[Records from a data source]
/---

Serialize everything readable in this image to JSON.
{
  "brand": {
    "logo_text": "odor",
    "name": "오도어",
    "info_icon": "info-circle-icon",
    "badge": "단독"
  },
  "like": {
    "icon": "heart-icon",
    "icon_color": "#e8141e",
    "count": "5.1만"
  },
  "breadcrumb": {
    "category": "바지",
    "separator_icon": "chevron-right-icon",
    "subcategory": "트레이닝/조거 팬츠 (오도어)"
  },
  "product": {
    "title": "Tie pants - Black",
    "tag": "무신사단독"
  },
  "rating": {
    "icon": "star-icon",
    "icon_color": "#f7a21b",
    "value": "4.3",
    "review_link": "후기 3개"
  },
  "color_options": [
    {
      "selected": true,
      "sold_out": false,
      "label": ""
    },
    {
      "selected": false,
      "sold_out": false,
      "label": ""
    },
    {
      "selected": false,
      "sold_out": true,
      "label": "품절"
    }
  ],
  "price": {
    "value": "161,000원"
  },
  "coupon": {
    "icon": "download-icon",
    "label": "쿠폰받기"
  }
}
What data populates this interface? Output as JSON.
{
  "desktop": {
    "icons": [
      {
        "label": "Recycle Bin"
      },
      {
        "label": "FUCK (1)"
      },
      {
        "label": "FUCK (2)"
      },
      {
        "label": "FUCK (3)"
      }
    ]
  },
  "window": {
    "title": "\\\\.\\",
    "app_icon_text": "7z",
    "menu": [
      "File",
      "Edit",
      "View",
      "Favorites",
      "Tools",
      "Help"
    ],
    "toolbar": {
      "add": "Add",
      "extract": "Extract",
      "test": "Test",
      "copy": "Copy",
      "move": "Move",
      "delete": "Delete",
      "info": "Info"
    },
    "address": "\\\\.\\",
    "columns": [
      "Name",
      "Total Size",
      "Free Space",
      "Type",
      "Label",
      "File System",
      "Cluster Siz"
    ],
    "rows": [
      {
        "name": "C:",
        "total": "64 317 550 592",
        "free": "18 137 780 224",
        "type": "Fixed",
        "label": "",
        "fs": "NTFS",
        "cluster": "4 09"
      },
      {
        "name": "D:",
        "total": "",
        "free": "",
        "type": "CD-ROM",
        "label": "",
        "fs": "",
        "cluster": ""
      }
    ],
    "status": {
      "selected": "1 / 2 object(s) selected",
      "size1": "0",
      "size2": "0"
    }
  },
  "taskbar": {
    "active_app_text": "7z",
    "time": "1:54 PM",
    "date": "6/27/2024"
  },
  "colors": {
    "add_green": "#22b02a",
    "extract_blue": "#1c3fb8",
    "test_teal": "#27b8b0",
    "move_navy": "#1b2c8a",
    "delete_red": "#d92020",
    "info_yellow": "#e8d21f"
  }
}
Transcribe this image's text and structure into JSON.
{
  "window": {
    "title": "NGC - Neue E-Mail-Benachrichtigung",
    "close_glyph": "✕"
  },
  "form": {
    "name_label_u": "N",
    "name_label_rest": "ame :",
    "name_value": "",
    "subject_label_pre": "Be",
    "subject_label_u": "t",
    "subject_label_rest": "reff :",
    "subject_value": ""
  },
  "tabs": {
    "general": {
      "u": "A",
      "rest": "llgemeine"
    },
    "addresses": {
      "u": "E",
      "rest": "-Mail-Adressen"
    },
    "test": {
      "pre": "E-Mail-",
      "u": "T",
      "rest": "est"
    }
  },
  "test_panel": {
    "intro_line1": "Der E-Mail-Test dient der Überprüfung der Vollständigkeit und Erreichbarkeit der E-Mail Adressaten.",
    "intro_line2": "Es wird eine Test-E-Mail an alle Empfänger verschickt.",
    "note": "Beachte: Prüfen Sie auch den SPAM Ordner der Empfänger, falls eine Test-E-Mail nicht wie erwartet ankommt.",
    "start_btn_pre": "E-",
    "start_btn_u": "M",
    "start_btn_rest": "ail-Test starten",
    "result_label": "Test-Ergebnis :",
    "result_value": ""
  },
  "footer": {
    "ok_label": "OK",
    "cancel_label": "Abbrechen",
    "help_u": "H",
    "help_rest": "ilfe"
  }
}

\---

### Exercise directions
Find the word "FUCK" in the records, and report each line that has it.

### Result
        "label": "FUCK (1)"
        "label": "FUCK (2)"
        "label": "FUCK (3)"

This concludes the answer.